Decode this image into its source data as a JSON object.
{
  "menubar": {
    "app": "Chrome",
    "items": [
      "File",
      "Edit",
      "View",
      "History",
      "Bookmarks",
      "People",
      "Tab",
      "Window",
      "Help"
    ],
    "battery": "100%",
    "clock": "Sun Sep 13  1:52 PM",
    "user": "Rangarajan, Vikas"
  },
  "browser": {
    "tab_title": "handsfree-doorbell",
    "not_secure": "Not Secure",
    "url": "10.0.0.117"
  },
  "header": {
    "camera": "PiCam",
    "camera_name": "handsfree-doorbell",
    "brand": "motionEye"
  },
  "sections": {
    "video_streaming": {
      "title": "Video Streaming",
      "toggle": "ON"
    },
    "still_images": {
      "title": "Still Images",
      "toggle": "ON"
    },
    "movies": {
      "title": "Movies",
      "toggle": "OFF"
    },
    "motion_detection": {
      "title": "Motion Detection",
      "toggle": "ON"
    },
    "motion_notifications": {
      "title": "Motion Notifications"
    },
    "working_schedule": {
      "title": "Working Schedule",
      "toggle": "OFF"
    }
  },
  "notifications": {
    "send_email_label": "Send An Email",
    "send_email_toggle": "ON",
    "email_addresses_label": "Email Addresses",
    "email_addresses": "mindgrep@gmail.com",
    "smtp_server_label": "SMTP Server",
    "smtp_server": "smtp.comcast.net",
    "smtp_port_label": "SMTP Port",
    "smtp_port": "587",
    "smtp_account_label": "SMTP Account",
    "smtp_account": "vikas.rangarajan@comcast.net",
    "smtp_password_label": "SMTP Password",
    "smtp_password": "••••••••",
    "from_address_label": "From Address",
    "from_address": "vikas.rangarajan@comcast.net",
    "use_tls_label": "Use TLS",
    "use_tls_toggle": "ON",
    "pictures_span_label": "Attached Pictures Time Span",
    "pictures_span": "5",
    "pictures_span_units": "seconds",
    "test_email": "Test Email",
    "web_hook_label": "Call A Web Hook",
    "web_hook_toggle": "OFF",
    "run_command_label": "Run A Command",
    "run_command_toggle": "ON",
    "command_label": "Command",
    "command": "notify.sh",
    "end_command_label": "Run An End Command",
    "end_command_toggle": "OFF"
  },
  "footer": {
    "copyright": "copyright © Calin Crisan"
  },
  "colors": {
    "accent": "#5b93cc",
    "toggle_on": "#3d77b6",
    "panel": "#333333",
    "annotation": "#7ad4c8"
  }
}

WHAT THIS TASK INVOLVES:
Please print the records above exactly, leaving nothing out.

PROBLEM SOLUTION:
Decode this image into its source data as a JSON object.
{
  "menubar": {
    "app": "Chrome",
    "items": [
      "File",
      "Edit",
      "View",
      "History",
      "Bookmarks",
      "People",
      "Tab",
      "Window",
      "Help"
    ],
    "battery": "100%",
    "clock": "Sun Sep 13  1:52 PM",
    "user": "Rangarajan, Vikas"
  },
  "browser": {
    "tab_title": "handsfree-doorbell",
    "not_secure": "Not Secure",
    "url": "10.0.0.117"
  },
  "header": {
    "camera": "PiCam",
    "camera_name": "handsfree-doorbell",
    "brand": "motionEye"
  },
  "sections": {
    "video_streaming": {
      "title": "Video Streaming",
      "toggle": "ON"
    },
    "still_images": {
      "title": "Still Images",
      "toggle": "ON"
    },
    "movies": {
      "title": "Movies",
      "toggle": "OFF"
    },
    "motion_detection": {
      "title": "Motion Detection",
      "toggle": "ON"
    },
    "motion_notifications": {
      "title": "Motion Notifications"
    },
    "working_schedule": {
      "title": "Working Schedule",
      "toggle": "OFF"
    }
  },
  "notifications": {
    "send_email_label": "Send An Email",
    "send_email_toggle": "ON",
    "email_addresses_label": "Email Addresses",
    "email_addresses": "mindgrep@gmail.com",
    "smtp_server_label": "SMTP Server",
    "smtp_server": "smtp.comcast.net",
    "smtp_port_label": "SMTP Port",
    "smtp_port": "587",
    "smtp_account_label": "SMTP Account",
    "smtp_account": "vikas.rangarajan@comcast.net",
    "smtp_password_label": "SMTP Password",
    "smtp_password": "••••••••",
    "from_address_label": "From Address",
    "from_address": "vikas.rangarajan@comcast.net",
    "use_tls_label": "Use TLS",
    "use_tls_toggle": "ON",
    "pictures_span_label": "Attached Pictures Time Span",
    "pictures_span": "5",
    "pictures_span_units": "seconds",
    "test_email": "Test Email",
    "web_hook_label": "Call A Web Hook",
    "web_hook_toggle": "OFF",
    "run_command_label": "Run A Command",
    "run_command_toggle": "ON",
    "command_label": "Command",
    "command": "notify.sh",
    "end_command_label": "Run An End Command",
    "end_command_toggle": "OFF"
  },
  "footer": {
    "copyright": "copyright © Calin Crisan"
  },
  "colors": {
    "accent": "#5b93cc",
    "toggle_on": "#3d77b6",
    "panel": "#333333",
    "annotation": "#7ad4c8"
  }
}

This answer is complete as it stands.